+ All Categories
  • 6 - Skeletal tissues

    SKELETAL TISSUE TYPES notochord cartilage bone dentine enamel





  • Excitatory vs Inhibitory Influences: Neural Integration

    EPSP: excitatory postsynaptic potential

    IPSP: inhibitory postsynaptic potential

    But also Ach,serotonin and others

  • 3

    1.EPSP: excitatory postsynaptic potential

    2. IPSP: inhibitory postsynaptic potential (GABA and glycine are the main neurotransmitters)

    Key point: An action potential in a presynaptic neuron results in a graded potential in the postsynaptic neuron.

  • 4

    NOTE: 1. The role of voltage-gated calcium channels

    2. Vesicles with neurotransmitter

    3.Neurotransmitter binding to postsynaptic receptors (often ligand-gated ion channels)

    4.Re-uptake and enzymatic breakdown of neurotransmitter

    5. At an excitatory synapse non-selective ion channels open and ions, mostly Na+ move down the gradient

    6. At an inhibitory synapse Cl- channels open

  • 5

    Real neurons receive as many as 200,000 synapses each Ion flows from all inputs summate or average at the initial segment An action potential in the postsynaptic neuron occurs if the membrane potential at the initial segment reaches threshold

    Neural integration

  • 6

  • 7

    72 kg

  • Q: What are the strengths and weaknesses of the organic and inorganic components of skeletal tissues?

    Q: What are skeletal tissue made of?

    Hydroxyapatite: Ca10(PO4)6(OH)2Collagen

  • Notochord

    (not mineralized)

  • Cartilage (chondro-)

    blast vs cyte organic components vs inorganic components

  • Bone (osteo-)

    blast vs cyte organic components vs inorganic components

  • Dermal or membranous Endochondral direct development cartilage precursor shallow location deep location protection function support function

  • Modeling endochondral ossification

    Kronenberg 2003. Nature 423:343.

  • Bone undergoes deposition and resorption by the activity of osteoblasts and osteoclasts throughout life.

  • Dentine (odonto-)

    blast vs cyte organic components vs inorganic components

  • Enamel (amelo-)

    blast vs cyte organic components vs inorganic components

  • Q: why might a single animal have more than one skeletal tissue at different times of life?
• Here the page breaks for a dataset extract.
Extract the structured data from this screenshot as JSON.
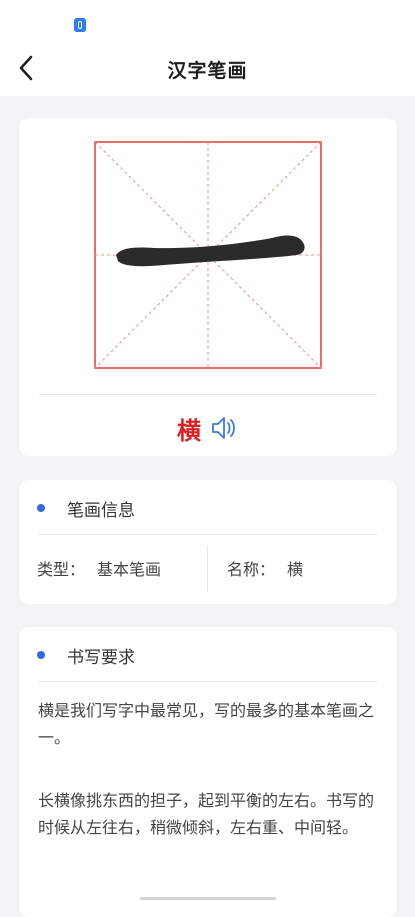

In different parts of the body?

    QQ: why might some single skeletal structures be formed of more than one tissue?

  • cartilage: alcian blue

    calcified cartilage: alizarin red



    Stress vs strain

    Strain is measured as change in length relative to the original length (dimensionless)

    Stress is measured in units of force / area (Gpa)

    Q: Which skeletal tissues will strain (deform) most? Least? Q: Which skeletal tissue will break most easily? Least?

  • Stress-strain curves differ depending on the material, whether inorganic or organic

    Q: Which curve represents cartilage? bone? dentine? enamel?

    E = Youngs modulus elasticity




  • Q: How does bone used for different purposes vary in composition?

    Q: what is the relationship between the inorganic content and the modulus of elasticity?




    ba c

  • Q: How might you explain the differences in mineral content among the various arm bones of a bat? http://youtu.be/rMSIauO-MJc?list=PL011EB0DA5D2CC028

    Swartz and Middleton 2007

    Glossophaga soricina


  • 5 X

    Q: Why arent large animals just bigger models of small animals?

    Support is dependent on bone x-sec, NOT bone volume.

    Q: Will the x-sec of legs increase less fast than, equally as fast as, or faster than mass ( volume)?

  • Q: Which animal was larger in life?

  • 5 X

    Q: How might we predict the factor by which the diameter of the leg bones of the small horse should increase to support the larger horse?

    Q: If linear dimensions increase by 5 ..by how much does leg cross section and volume (mass) increase if proportions are maintained?

Top Related